Problem to solve: Leaving the images out, output each entry below exactly.

Task material:
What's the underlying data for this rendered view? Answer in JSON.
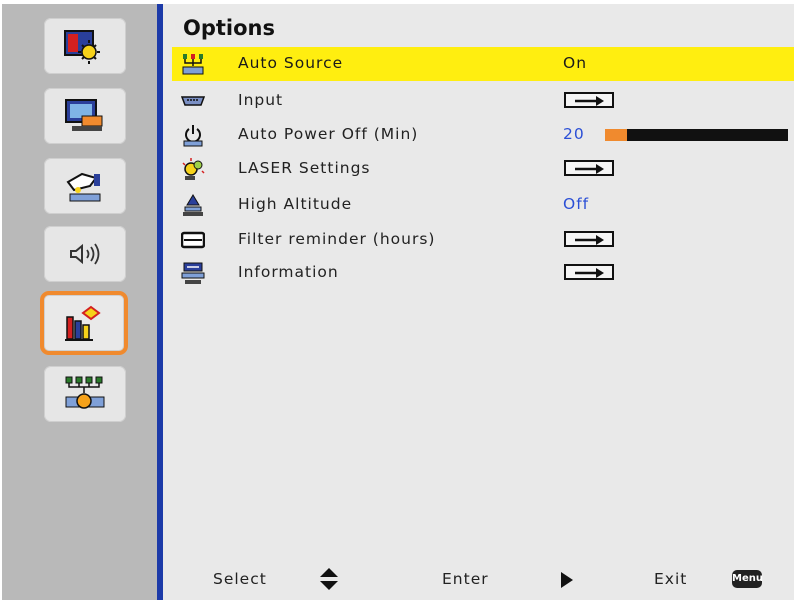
{
  "menu": {
    "title": "Options",
    "items": [
      {
        "label": "Auto Source",
        "value": "On",
        "icon": "auto-source-icon",
        "selected": true
      },
      {
        "label": "Input",
        "icon": "input-connector-icon"
      },
      {
        "label": "Auto Power Off (Min)",
        "value": "20",
        "level": 0.12,
        "icon": "power-timer-icon"
      },
      {
        "label": "LASER Settings",
        "icon": "laser-bulb-icon"
      },
      {
        "label": "High Altitude",
        "value": "Off",
        "icon": "high-altitude-icon"
      },
      {
        "label": "Filter reminder (hours)",
        "icon": "filter-icon"
      },
      {
        "label": "Information",
        "icon": "information-icon"
      }
    ]
  },
  "sidebar": {
    "tabs": [
      {
        "name": "image-settings-icon"
      },
      {
        "name": "display-settings-icon"
      },
      {
        "name": "setup-icon"
      },
      {
        "name": "audio-icon"
      },
      {
        "name": "options-icon",
        "active": true
      },
      {
        "name": "network-icon"
      }
    ]
  },
  "footer": {
    "select_label": "Select",
    "enter_label": "Enter",
    "exit_label": "Exit",
    "menu_key": "Menu"
  },
  "colors": {
    "highlight": "#ffee10",
    "accent": "#f08a2e",
    "divider": "#1c3aa8",
    "value_text": "#2b4fd6"
  }
}
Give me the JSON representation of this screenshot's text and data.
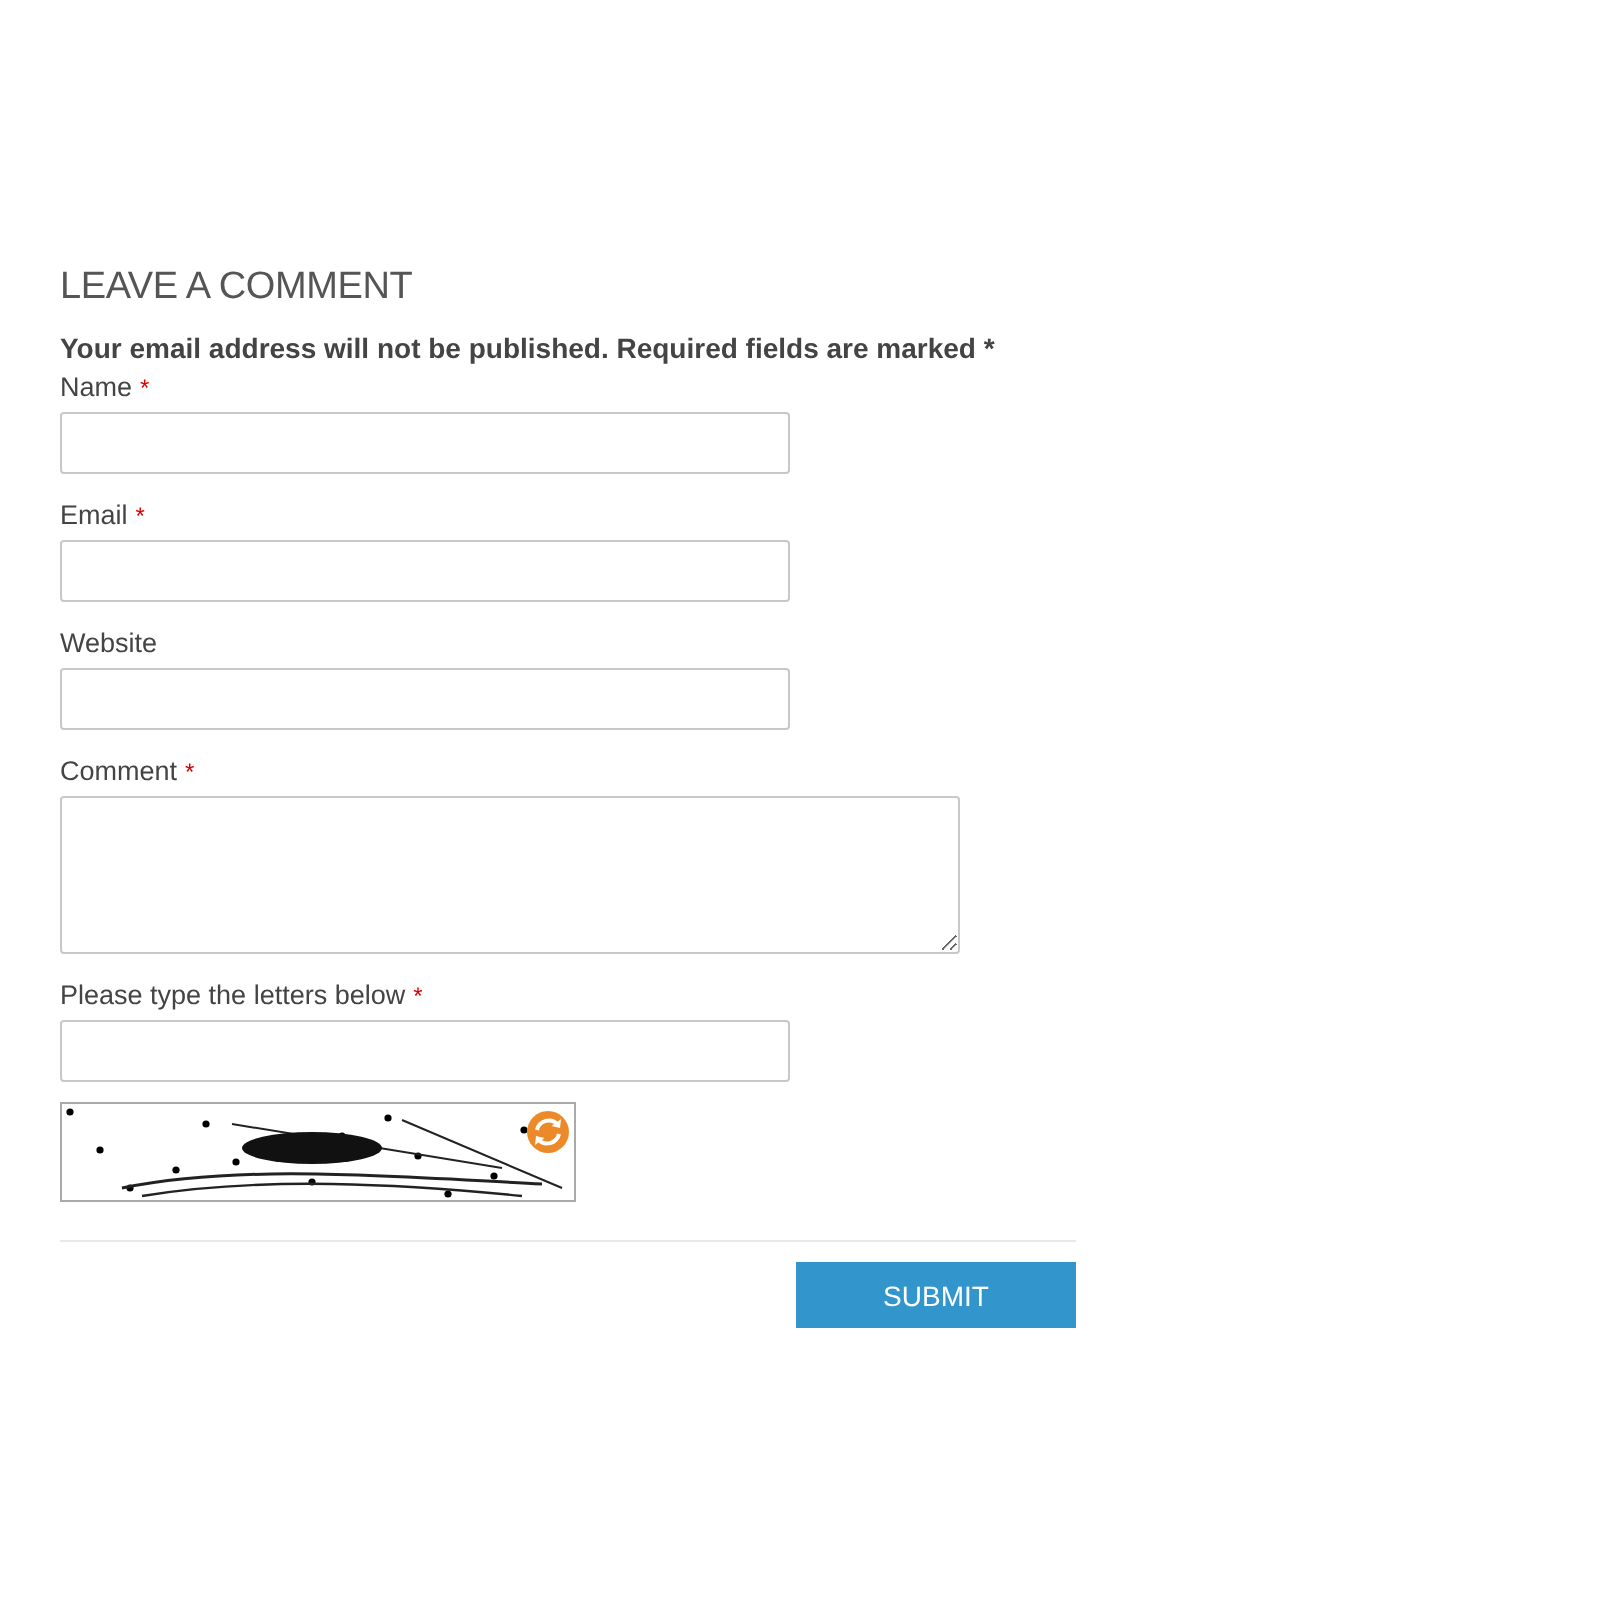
{
  "heading": "LEAVE A COMMENT",
  "notice": "Your email address will not be published. Required fields are marked *",
  "fields": [
    {
      "label": "Name",
      "required_mark": "*",
      "kind": "text"
    },
    {
      "label": "Email",
      "required_mark": "*",
      "kind": "text"
    },
    {
      "label": "Website",
      "kind": "text"
    },
    {
      "label": "Comment",
      "required_mark": "*",
      "kind": "textarea"
    },
    {
      "label": "Please type the letters below",
      "required_mark": "*",
      "kind": "text"
    }
  ],
  "submit": "SUBMIT"
}
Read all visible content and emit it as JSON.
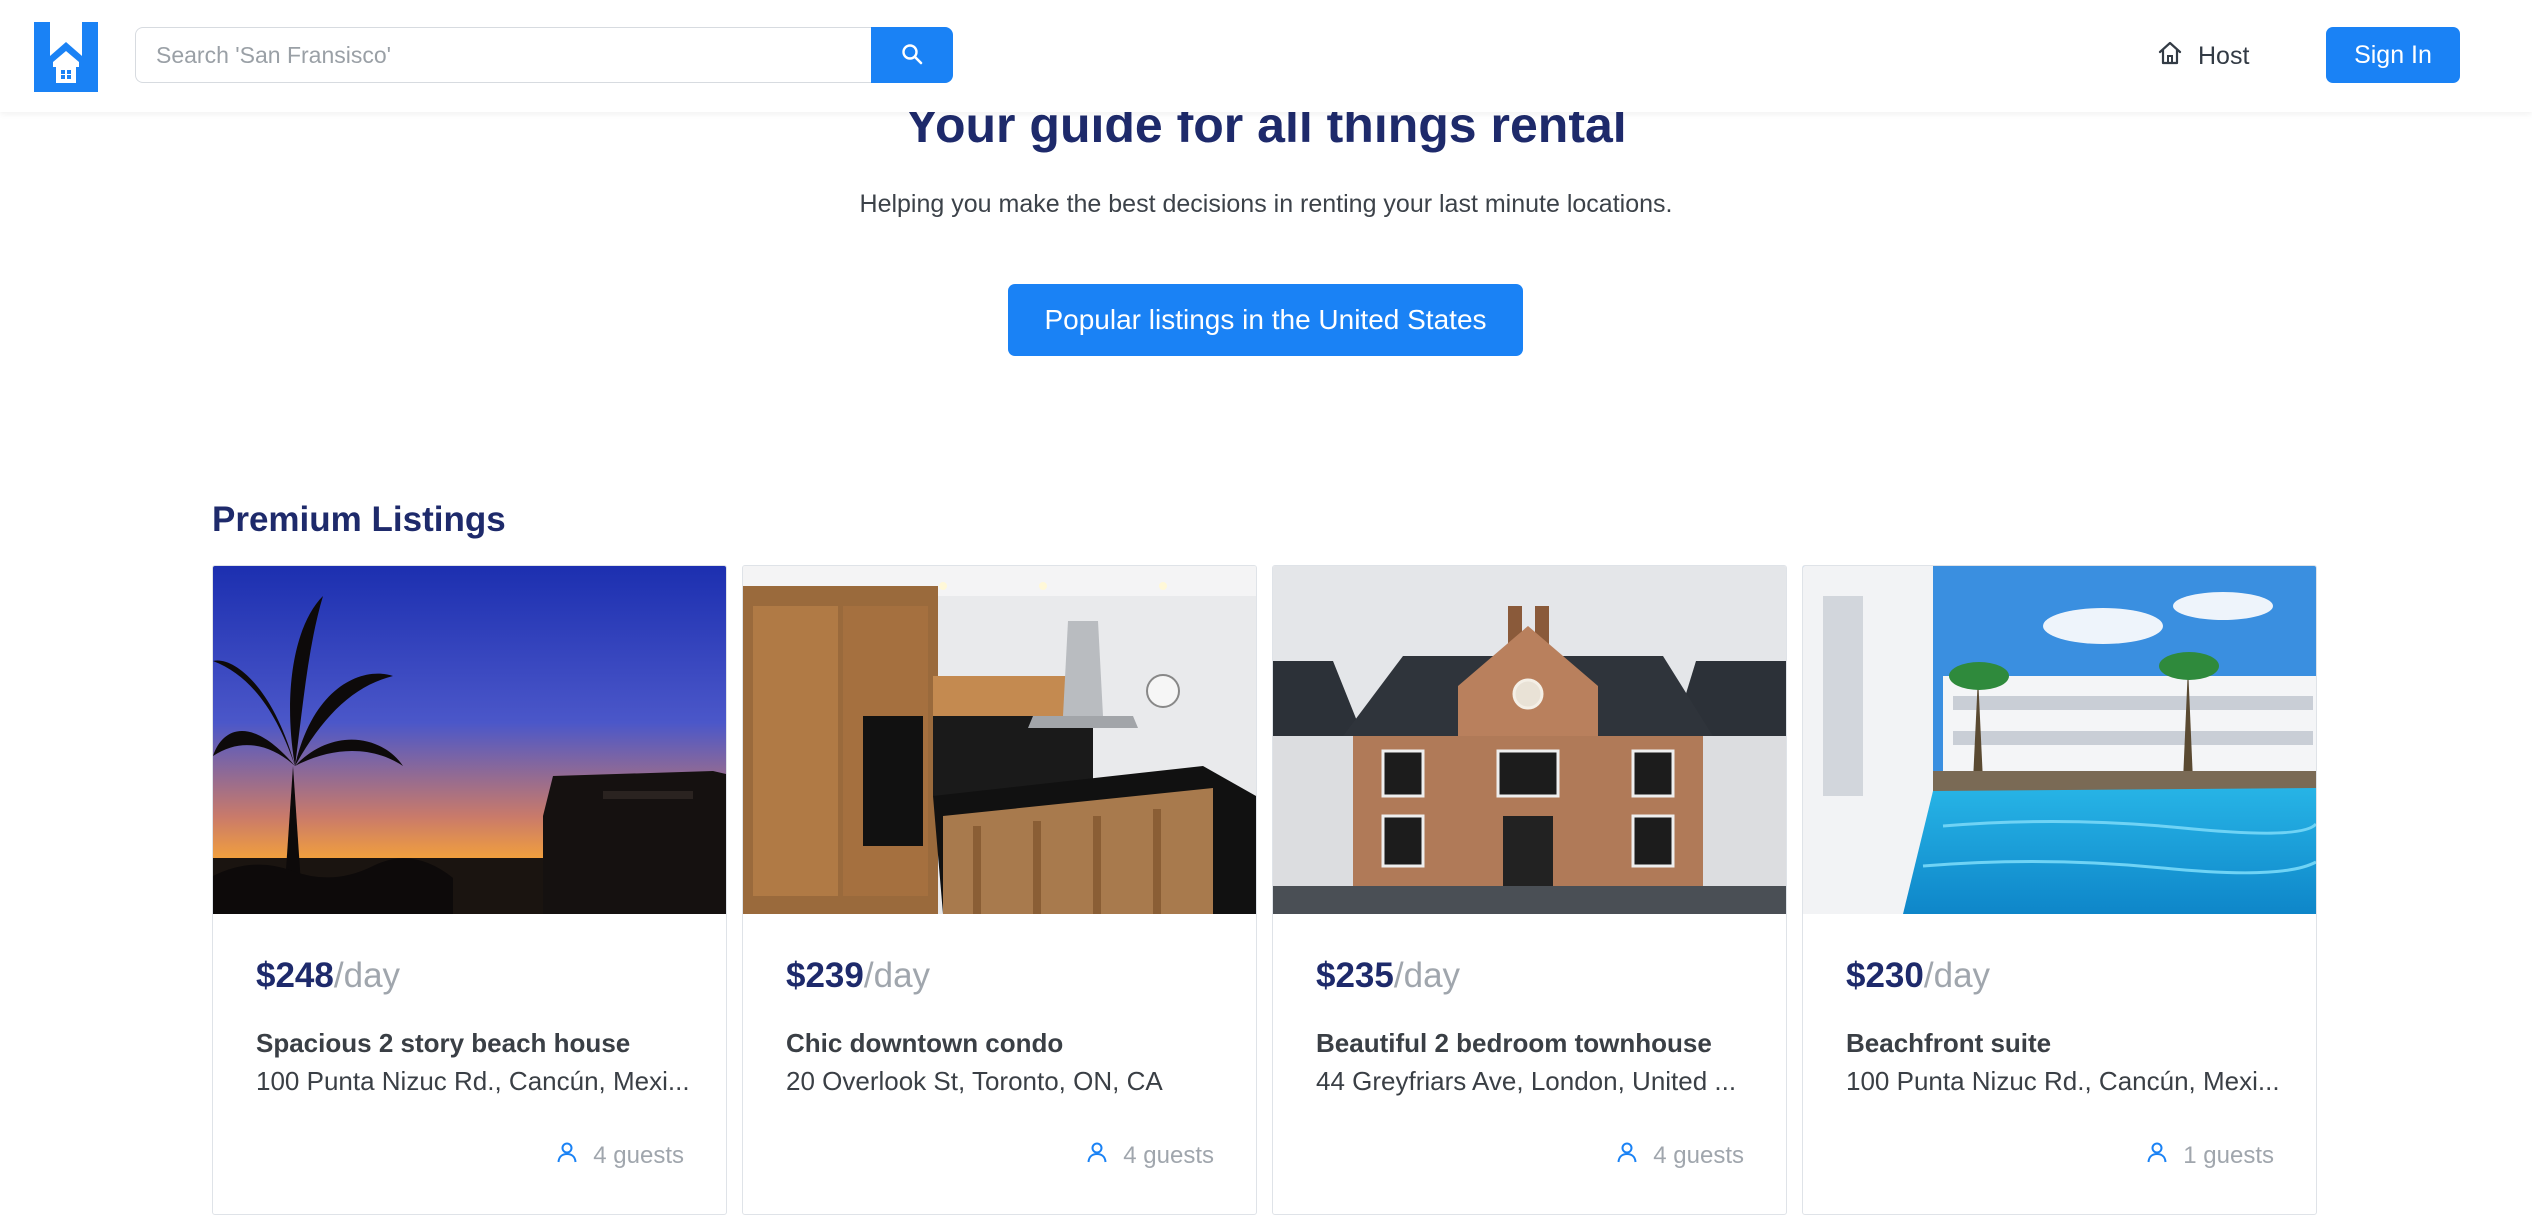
{
  "header": {
    "logo_icon": "house-h-logo-icon",
    "search_placeholder": "Search 'San Fransisco'",
    "search_icon": "search-icon",
    "host_icon": "home-icon",
    "host_label": "Host",
    "signin_label": "Sign In"
  },
  "hero": {
    "title": "Your guide for all things rental",
    "subtitle": "Helping you make the best decisions in renting your last minute locations.",
    "cta_label": "Popular listings in the United States"
  },
  "premium": {
    "heading": "Premium Listings",
    "listings": [
      {
        "price": "$248",
        "per": "/day",
        "title": "Spacious 2 story beach house",
        "address": "100 Punta Nizuc Rd., Cancún, Mexi...",
        "guests": "4 guests",
        "image": "beach-sunset-palm"
      },
      {
        "price": "$239",
        "per": "/day",
        "title": "Chic downtown condo",
        "address": "20 Overlook St, Toronto, ON, CA",
        "guests": "4 guests",
        "image": "modern-kitchen"
      },
      {
        "price": "$235",
        "per": "/day",
        "title": "Beautiful 2 bedroom townhouse",
        "address": "44 Greyfriars Ave, London, United ...",
        "guests": "4 guests",
        "image": "brick-townhouse"
      },
      {
        "price": "$230",
        "per": "/day",
        "title": "Beachfront suite",
        "address": "100 Punta Nizuc Rd., Cancún, Mexi...",
        "guests": "1 guests",
        "image": "resort-pool"
      }
    ]
  },
  "colors": {
    "brand_blue": "#1a82f5",
    "heading_navy": "#1e2a6b",
    "muted_gray": "#a0a6ad"
  }
}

Answer box:
What's the underlying data for this rendered view? Answer in JSON.
{
  "menu": {
    "title": "Options",
    "items": [
      {
        "label": "Auto Source",
        "value": "On",
        "icon": "auto-source-icon",
        "selected": true
      },
      {
        "label": "Input",
        "icon": "input-connector-icon"
      },
      {
        "label": "Auto Power Off (Min)",
        "value": "20",
        "level": 0.12,
        "icon": "power-timer-icon"
      },
      {
        "label": "LASER Settings",
        "icon": "laser-bulb-icon"
      },
      {
        "label": "High Altitude",
        "value": "Off",
        "icon": "high-altitude-icon"
      },
      {
        "label": "Filter reminder (hours)",
        "icon": "filter-icon"
      },
      {
        "label": "Information",
        "icon": "information-icon"
      }
    ]
  },
  "sidebar": {
    "tabs": [
      {
        "name": "image-settings-icon"
      },
      {
        "name": "display-settings-icon"
      },
      {
        "name": "setup-icon"
      },
      {
        "name": "audio-icon"
      },
      {
        "name": "options-icon",
        "active": true
      },
      {
        "name": "network-icon"
      }
    ]
  },
  "footer": {
    "select_label": "Select",
    "enter_label": "Enter",
    "exit_label": "Exit",
    "menu_key": "Menu"
  },
  "colors": {
    "highlight": "#ffee10",
    "accent": "#f08a2e",
    "divider": "#1c3aa8",
    "value_text": "#2b4fd6"
  }
}
Give me the JSON representation of this screenshot's text and data.
{
  "heading": "LEAVE A COMMENT",
  "notice": "Your email address will not be published. Required fields are marked *",
  "fields": [
    {
      "label": "Name",
      "required_mark": "*",
      "kind": "text"
    },
    {
      "label": "Email",
      "required_mark": "*",
      "kind": "text"
    },
    {
      "label": "Website",
      "kind": "text"
    },
    {
      "label": "Comment",
      "required_mark": "*",
      "kind": "textarea"
    },
    {
      "label": "Please type the letters below",
      "required_mark": "*",
      "kind": "text"
    }
  ],
  "submit": "SUBMIT"
}
Read all visible content and emit it as JSON.
{
  "header": {
    "logo_icon": "house-h-logo-icon",
    "search_placeholder": "Search 'San Fransisco'",
    "search_icon": "search-icon",
    "host_icon": "home-icon",
    "host_label": "Host",
    "signin_label": "Sign In"
  },
  "hero": {
    "title": "Your guide for all things rental",
    "subtitle": "Helping you make the best decisions in renting your last minute locations.",
    "cta_label": "Popular listings in the United States"
  },
  "premium": {
    "heading": "Premium Listings",
    "listings": [
      {
        "price": "$248",
        "per": "/day",
        "title": "Spacious 2 story beach house",
        "address": "100 Punta Nizuc Rd., Cancún, Mexi...",
        "guests": "4 guests",
        "image": "beach-sunset-palm"
      },
      {
        "price": "$239",
        "per": "/day",
        "title": "Chic downtown condo",
        "address": "20 Overlook St, Toronto, ON, CA",
        "guests": "4 guests",
        "image": "modern-kitchen"
      },
      {
        "price": "$235",
        "per": "/day",
        "title": "Beautiful 2 bedroom townhouse",
        "address": "44 Greyfriars Ave, London, United ...",
        "guests": "4 guests",
        "image": "brick-townhouse"
      },
      {
        "price": "$230",
        "per": "/day",
        "title": "Beachfront suite",
        "address": "100 Punta Nizuc Rd., Cancún, Mexi...",
        "guests": "1 guests",
        "image": "resort-pool"
      }
    ]
  },
  "colors": {
    "brand_blue": "#1a82f5",
    "heading_navy": "#1e2a6b",
    "muted_gray": "#a0a6ad"
  }
}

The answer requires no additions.